*** Opening Material for this exercise ***
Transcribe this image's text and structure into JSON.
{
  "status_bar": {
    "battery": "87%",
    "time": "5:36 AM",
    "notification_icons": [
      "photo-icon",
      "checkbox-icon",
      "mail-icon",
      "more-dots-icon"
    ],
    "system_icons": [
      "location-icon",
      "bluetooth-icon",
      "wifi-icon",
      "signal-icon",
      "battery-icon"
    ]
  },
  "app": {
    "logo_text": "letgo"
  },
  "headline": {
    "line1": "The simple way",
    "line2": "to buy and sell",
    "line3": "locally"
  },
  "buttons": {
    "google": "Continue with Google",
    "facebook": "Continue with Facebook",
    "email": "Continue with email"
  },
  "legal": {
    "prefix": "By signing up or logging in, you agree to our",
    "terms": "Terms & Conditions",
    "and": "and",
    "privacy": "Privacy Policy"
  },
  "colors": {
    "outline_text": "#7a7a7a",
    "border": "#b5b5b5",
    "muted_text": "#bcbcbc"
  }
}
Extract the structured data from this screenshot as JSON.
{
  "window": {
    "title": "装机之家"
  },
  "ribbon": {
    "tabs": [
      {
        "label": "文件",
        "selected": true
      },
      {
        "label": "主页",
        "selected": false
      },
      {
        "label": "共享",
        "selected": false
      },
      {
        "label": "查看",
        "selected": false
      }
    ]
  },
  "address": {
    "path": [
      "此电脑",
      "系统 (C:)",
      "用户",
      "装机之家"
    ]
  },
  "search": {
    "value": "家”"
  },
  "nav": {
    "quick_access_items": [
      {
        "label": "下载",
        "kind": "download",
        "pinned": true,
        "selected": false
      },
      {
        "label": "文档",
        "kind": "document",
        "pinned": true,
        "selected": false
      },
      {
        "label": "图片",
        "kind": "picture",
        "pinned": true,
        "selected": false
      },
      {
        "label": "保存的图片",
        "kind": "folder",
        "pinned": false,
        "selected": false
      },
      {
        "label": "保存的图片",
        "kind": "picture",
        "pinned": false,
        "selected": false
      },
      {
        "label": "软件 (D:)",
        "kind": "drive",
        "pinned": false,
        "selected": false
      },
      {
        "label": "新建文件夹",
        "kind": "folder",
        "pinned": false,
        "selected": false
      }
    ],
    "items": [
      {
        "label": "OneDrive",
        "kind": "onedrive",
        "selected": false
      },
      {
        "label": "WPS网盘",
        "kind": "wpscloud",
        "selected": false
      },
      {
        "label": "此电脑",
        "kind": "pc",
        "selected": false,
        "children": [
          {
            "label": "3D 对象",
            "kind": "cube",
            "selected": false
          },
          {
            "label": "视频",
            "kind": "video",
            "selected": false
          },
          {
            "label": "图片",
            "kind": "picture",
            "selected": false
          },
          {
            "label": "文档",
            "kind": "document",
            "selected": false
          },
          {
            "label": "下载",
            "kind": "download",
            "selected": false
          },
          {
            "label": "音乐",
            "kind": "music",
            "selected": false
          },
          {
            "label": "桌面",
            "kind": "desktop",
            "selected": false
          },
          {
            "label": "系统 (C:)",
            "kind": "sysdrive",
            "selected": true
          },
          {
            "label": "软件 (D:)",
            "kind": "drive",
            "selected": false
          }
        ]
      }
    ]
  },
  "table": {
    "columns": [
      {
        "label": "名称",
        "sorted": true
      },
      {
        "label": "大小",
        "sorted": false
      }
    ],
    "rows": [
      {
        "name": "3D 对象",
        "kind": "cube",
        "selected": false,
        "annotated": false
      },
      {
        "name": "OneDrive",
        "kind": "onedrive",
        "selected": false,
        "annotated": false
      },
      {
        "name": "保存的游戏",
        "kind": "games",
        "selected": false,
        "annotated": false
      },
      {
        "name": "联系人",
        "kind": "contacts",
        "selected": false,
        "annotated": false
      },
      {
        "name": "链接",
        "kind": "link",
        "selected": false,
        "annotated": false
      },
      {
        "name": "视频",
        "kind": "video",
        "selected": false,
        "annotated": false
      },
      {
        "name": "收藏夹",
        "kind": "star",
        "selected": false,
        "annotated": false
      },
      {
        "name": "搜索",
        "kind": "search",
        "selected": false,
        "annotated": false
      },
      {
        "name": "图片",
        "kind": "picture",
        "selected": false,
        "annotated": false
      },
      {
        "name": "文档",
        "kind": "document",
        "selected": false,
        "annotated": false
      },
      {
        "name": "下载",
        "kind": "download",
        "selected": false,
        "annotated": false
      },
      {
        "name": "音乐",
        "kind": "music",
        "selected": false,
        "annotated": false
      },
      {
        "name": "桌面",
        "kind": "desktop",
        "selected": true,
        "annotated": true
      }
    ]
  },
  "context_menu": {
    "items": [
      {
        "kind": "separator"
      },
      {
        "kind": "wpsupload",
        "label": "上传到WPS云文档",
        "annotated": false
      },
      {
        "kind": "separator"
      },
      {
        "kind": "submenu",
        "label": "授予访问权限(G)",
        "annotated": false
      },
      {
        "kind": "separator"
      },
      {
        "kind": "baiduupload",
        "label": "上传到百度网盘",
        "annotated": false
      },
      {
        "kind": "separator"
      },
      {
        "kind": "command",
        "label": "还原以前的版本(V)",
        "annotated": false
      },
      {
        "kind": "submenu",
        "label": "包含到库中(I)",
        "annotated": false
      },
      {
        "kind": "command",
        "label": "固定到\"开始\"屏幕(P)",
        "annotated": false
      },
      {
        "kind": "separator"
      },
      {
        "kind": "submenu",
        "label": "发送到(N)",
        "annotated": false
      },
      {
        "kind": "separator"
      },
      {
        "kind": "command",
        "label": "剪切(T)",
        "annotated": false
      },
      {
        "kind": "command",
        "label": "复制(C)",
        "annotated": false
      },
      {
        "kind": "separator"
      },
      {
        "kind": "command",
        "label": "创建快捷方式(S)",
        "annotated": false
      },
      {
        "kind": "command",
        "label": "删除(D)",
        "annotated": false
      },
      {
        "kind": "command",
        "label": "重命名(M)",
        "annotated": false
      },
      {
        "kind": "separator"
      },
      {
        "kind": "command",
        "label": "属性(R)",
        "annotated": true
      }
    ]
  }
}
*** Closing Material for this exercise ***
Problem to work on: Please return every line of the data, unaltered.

Result for this task:
Transcribe this image's text and structure into JSON.
{
  "status_bar": {
    "battery": "87%",
    "time": "5:36 AM",
    "notification_icons": [
      "photo-icon",
      "checkbox-icon",
      "mail-icon",
      "more-dots-icon"
    ],
    "system_icons": [
      "location-icon",
      "bluetooth-icon",
      "wifi-icon",
      "signal-icon",
      "battery-icon"
    ]
  },
  "app": {
    "logo_text": "letgo"
  },
  "headline": {
    "line1": "The simple way",
    "line2": "to buy and sell",
    "line3": "locally"
  },
  "buttons": {
    "google": "Continue with Google",
    "facebook": "Continue with Facebook",
    "email": "Continue with email"
  },
  "legal": {
    "prefix": "By signing up or logging in, you agree to our",
    "terms": "Terms & Conditions",
    "and": "and",
    "privacy": "Privacy Policy"
  },
  "colors": {
    "outline_text": "#7a7a7a",
    "border": "#b5b5b5",
    "muted_text": "#bcbcbc"
  }
}
Extract the structured data from this screenshot as JSON.
{
  "window": {
    "title": "装机之家"
  },
  "ribbon": {
    "tabs": [
      {
        "label": "文件",
        "selected": true
      },
      {
        "label": "主页",
        "selected": false
      },
      {
        "label": "共享",
        "selected": false
      },
      {
        "label": "查看",
        "selected": false
      }
    ]
  },
  "address": {
    "path": [
      "此电脑",
      "系统 (C:)",
      "用户",
      "装机之家"
    ]
  },
  "search": {
    "value": "家”"
  },
  "nav": {
    "quick_access_items": [
      {
        "label": "下载",
        "kind": "download",
        "pinned": true,
        "selected": false
      },
      {
        "label": "文档",
        "kind": "document",
        "pinned": true,
        "selected": false
      },
      {
        "label": "图片",
        "kind": "picture",
        "pinned": true,
        "selected": false
      },
      {
        "label": "保存的图片",
        "kind": "folder",
        "pinned": false,
        "selected": false
      },
      {
        "label": "保存的图片",
        "kind": "picture",
        "pinned": false,
        "selected": false
      },
      {
        "label": "软件 (D:)",
        "kind": "drive",
        "pinned": false,
        "selected": false
      },
      {
        "label": "新建文件夹",
        "kind": "folder",
        "pinned": false,
        "selected": false
      }
    ],
    "items": [
      {
        "label": "OneDrive",
        "kind": "onedrive",
        "selected": false
      },
      {
        "label": "WPS网盘",
        "kind": "wpscloud",
        "selected": false
      },
      {
        "label": "此电脑",
        "kind": "pc",
        "selected": false,
        "children": [
          {
            "label": "3D 对象",
            "kind": "cube",
            "selected": false
          },
          {
            "label": "视频",
            "kind": "video",
            "selected": false
          },
          {
            "label": "图片",
            "kind": "picture",
            "selected": false
          },
          {
            "label": "文档",
            "kind": "document",
            "selected": false
          },
          {
            "label": "下载",
            "kind": "download",
            "selected": false
          },
          {
            "label": "音乐",
            "kind": "music",
            "selected": false
          },
          {
            "label": "桌面",
            "kind": "desktop",
            "selected": false
          },
          {
            "label": "系统 (C:)",
            "kind": "sysdrive",
            "selected": true
          },
          {
            "label": "软件 (D:)",
            "kind": "drive",
            "selected": false
          }
        ]
      }
    ]
  },
  "table": {
    "columns": [
      {
        "label": "名称",
        "sorted": true
      },
      {
        "label": "大小",
        "sorted": false
      }
    ],
    "rows": [
      {
        "name": "3D 对象",
        "kind": "cube",
        "selected": false,
        "annotated": false
      },
      {
        "name": "OneDrive",
        "kind": "onedrive",
        "selected": false,
        "annotated": false
      },
      {
        "name": "保存的游戏",
        "kind": "games",
        "selected": false,
        "annotated": false
      },
      {
        "name": "联系人",
        "kind": "contacts",
        "selected": false,
        "annotated": false
      },
      {
        "name": "链接",
        "kind": "link",
        "selected": false,
        "annotated": false
      },
      {
        "name": "视频",
        "kind": "video",
        "selected": false,
        "annotated": false
      },
      {
        "name": "收藏夹",
        "kind": "star",
        "selected": false,
        "annotated": false
      },
      {
        "name": "搜索",
        "kind": "search",
        "selected": false,
        "annotated": false
      },
      {
        "name": "图片",
        "kind": "picture",
        "selected": false,
        "annotated": false
      },
      {
        "name": "文档",
        "kind": "document",
        "selected": false,
        "annotated": false
      },
      {
        "name": "下载",
        "kind": "download",
        "selected": false,
        "annotated": false
      },
      {
        "name": "音乐",
        "kind": "music",
        "selected": false,
        "annotated": false
      },
      {
        "name": "桌面",
        "kind": "desktop",
        "selected": true,
        "annotated": true
      }
    ]
  },
  "context_menu": {
    "items": [
      {
        "kind": "separator"
      },
      {
        "kind": "wpsupload",
        "label": "上传到WPS云文档",
        "annotated": false
      },
      {
        "kind": "separator"
      },
      {
        "kind": "submenu",
        "label": "授予访问权限(G)",
        "annotated": false
      },
      {
        "kind": "separator"
      },
      {
        "kind": "baiduupload",
        "label": "上传到百度网盘",
        "annotated": false
      },
      {
        "kind": "separator"
      },
      {
        "kind": "command",
        "label": "还原以前的版本(V)",
        "annotated": false
      },
      {
        "kind": "submenu",
        "label": "包含到库中(I)",
        "annotated": false
      },
      {
        "kind": "command",
        "label": "固定到\"开始\"屏幕(P)",
        "annotated": false
      },
      {
        "kind": "separator"
      },
      {
        "kind": "submenu",
        "label": "发送到(N)",
        "annotated": false
      },
      {
        "kind": "separator"
      },
      {
        "kind": "command",
        "label": "剪切(T)",
        "annotated": false
      },
      {
        "kind": "command",
        "label": "复制(C)",
        "annotated": false
      },
      {
        "kind": "separator"
      },
      {
        "kind": "command",
        "label": "创建快捷方式(S)",
        "annotated": false
      },
      {
        "kind": "command",
        "label": "删除(D)",
        "annotated": false
      },
      {
        "kind": "command",
        "label": "重命名(M)",
        "annotated": false
      },
      {
        "kind": "separator"
      },
      {
        "kind": "command",
        "label": "属性(R)",
        "annotated": true
      }
    ]
  }
}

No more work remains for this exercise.